Canada Research Chair in Polar Microbiology, Professor
514-398-7889 | lyle.whyte [at] mcgill.ca (Email) | Macdonald-Stewart Building MS3-036 | Website
Lyle Whyte completed his PhD at the University of Waterloo in 1992, following undergraduate studies at the University of Regina. From 1993 to 2002, he served as a Research Officer at the Biotechnology Research Institute, National Research Council of Canada in Montreal. In 2003, Prof. Whyte joined McGill University. In 2004, he was awarded the Canadian Society of Microbiologists (CSM) Fisher Award (Outstanding Contribution to Research by a New Researcher). He is a former Canada Research Chair (2003-2010) and lead the NSERC CREATE Canadian Astrobiology Training Program (2009-2015). He is presently a member of the European Space Agency ExoMars 2020 Landing Site Selection Working Group and of the new McGill Space Institute. He is an Associate Editor of the Canadian Journal of Microbiology, a Review Editor for Frontiers in Microbiology and an Editorial Board Member for the International J. Astrobiology. His research program examines microbial biodiversity, activity, and ecology in polar ecosystems, especially permafrost and unique cold saline springs, in the emerging field of cryomicrobiology, the exploration of the low-temperature limits of microbial life.
Awards and Recognitions
Canada Research Chair in Environmental Microbiology (2003-2013)
Canadian Society of Microbiologists (CSM) Fisher Award – Outstanding Contribution to Research by a New Researcher (2014)
Member, European Space Agency (ESA) ExoMars 2018 Landing Site Selection Working Group (LSSWG). 2013-2018
Member, Canadian Space Agency Planetary Exploration Consultation Committee (PECC) 2013-2015
Review Editor, Frontiers in Microbiology (Terrestrial Microbiology Section)
Associate Editor (Microbial Ecology Section), Can. J. Microbiol.; Associate Editor, Int. J. Astrobiology
Principal Investigator, NSERC CREATE Canadian Astrobiology Training Program (CATP) 2009 - 2015
Co-Chair, Canadian Local Organizing Committee, ISME 2016 Conference in Montreal.
Invited Member, International Scientific Board (ISB), 5th Int. Conf.
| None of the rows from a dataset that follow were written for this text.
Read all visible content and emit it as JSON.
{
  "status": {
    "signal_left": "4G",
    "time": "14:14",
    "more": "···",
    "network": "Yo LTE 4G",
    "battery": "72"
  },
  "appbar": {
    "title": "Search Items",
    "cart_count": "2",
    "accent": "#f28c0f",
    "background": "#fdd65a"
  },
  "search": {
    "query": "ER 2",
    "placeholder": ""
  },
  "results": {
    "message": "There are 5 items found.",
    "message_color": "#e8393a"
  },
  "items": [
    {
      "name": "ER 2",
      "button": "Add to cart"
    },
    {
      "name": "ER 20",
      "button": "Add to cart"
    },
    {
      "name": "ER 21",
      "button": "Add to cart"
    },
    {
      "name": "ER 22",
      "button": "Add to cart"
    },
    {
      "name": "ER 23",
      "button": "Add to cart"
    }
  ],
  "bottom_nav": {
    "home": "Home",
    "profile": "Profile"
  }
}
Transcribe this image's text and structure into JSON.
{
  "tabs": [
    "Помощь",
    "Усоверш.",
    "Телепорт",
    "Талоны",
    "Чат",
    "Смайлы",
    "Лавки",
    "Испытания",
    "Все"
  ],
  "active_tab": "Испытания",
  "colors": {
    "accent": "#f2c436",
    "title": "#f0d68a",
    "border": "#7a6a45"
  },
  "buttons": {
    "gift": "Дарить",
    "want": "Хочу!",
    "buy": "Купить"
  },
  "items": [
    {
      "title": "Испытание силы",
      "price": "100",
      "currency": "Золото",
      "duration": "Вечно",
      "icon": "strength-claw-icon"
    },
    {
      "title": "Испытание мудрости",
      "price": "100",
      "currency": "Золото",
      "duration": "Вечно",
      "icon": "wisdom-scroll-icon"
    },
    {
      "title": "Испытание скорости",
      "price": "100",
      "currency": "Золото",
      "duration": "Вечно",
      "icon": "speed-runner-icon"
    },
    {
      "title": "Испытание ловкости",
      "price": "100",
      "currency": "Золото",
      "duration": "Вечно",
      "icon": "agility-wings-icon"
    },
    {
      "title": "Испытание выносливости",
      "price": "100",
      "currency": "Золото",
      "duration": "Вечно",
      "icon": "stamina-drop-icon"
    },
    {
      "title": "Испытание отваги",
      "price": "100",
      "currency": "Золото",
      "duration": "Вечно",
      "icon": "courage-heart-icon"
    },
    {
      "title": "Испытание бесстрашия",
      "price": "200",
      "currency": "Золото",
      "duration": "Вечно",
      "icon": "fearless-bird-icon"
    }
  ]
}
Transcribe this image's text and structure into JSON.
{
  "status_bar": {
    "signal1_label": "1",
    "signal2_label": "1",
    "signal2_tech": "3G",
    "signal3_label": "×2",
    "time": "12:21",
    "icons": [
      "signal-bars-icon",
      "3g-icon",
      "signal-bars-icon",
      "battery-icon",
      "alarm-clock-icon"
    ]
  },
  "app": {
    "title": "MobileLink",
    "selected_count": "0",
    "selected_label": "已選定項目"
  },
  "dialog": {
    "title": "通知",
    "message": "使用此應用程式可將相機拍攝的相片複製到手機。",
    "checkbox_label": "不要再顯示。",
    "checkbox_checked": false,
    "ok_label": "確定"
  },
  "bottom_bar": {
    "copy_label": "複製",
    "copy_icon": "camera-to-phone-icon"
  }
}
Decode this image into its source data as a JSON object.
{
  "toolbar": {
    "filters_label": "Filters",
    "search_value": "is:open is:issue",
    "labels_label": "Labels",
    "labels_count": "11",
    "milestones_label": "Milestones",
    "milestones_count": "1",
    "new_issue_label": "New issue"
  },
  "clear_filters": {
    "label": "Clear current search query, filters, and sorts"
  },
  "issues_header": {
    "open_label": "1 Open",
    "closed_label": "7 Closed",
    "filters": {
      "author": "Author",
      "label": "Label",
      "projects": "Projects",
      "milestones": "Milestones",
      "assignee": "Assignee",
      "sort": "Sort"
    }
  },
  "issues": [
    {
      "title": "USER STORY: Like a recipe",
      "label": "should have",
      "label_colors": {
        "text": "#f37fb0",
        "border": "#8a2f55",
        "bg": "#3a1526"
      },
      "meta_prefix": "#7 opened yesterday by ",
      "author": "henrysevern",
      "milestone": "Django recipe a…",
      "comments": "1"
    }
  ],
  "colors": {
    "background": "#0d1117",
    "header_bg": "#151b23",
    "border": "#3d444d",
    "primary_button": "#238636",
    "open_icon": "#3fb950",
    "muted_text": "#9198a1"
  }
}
Polar & Alpine Microbiology. Big Sky, Montana (USA) Sept. 8th -12th, 2013
Vice-Chair, Canadian Astrobiology Network, Affiliate Partnership, NASA Astrobiology Institute (2012-2016).
Co-Chair, The Canadian Institute for Advanced Research (CIFAR) – Astrobiology Workshops. 2009, 2010, 2012
Member, NSERC Ecology and Evolution Grant Selection Committee (2008-2011)
Member, NSERC Interdisciplinary Grant Selection Committee (2009-2010)
Professor Whyte's research projects focus on examining microbial biodiversity and ecology in the Canadian high Arctic where very unique habitats exist, using both classical microbiology and novel genomics-based molecular techniques for studying microbial communities. These habitats include unique cold saline springs, permafrost and ground ice, and ice shelf microbial matt communities. These investigations explore the biodiversity, ecology, adaptations, and activity of microbial communities at subzero temperatures in cryoenvironments (subzero habitats) in an emerging field perhaps best described as cryomicrobiology. This area is presently very poorly understood but crucial for determining if such communities are active in situ at subzero temperatures and determining the impact of such activity on global biogeochemical cycling. The utility of these unique cryoenvironments as extraterrestrial analogs for astrobiology studies is also being examined and biotechnological applications of these microorganisms will be investigated in the longer term.
Please see the following video that highlights Dr. Whyte’s high arctic research projects
- Effects of Climate Change on Permafrost Microbial Communities
- Stable Isotope Probing and “omic” Analyses of Permafrost Samples
- Microbial Ecology and Biodiversity of High Arctic Cold Saline Springs
- Characterization of Microorganisms Capable of Subzero Growth and Activity
- Genome / transcriptomic sequencing of cryophilic microorganisms
- Microbial bioprospecting of high Arctic strains and genetic resources for cold active enzymes and antimicrobials.
- Culturing the unculturable: Isolation, identification and characterization of novel polar microbes using cryo-ichip prototypes
- Astrobiology-Related Research
- MICRO Life Detection Instrument Platform Developing and Testing (CSA)
- Microbial diversity / ecology / activity in a Mars analogue Antarctic RSL.
Invited lecturer in: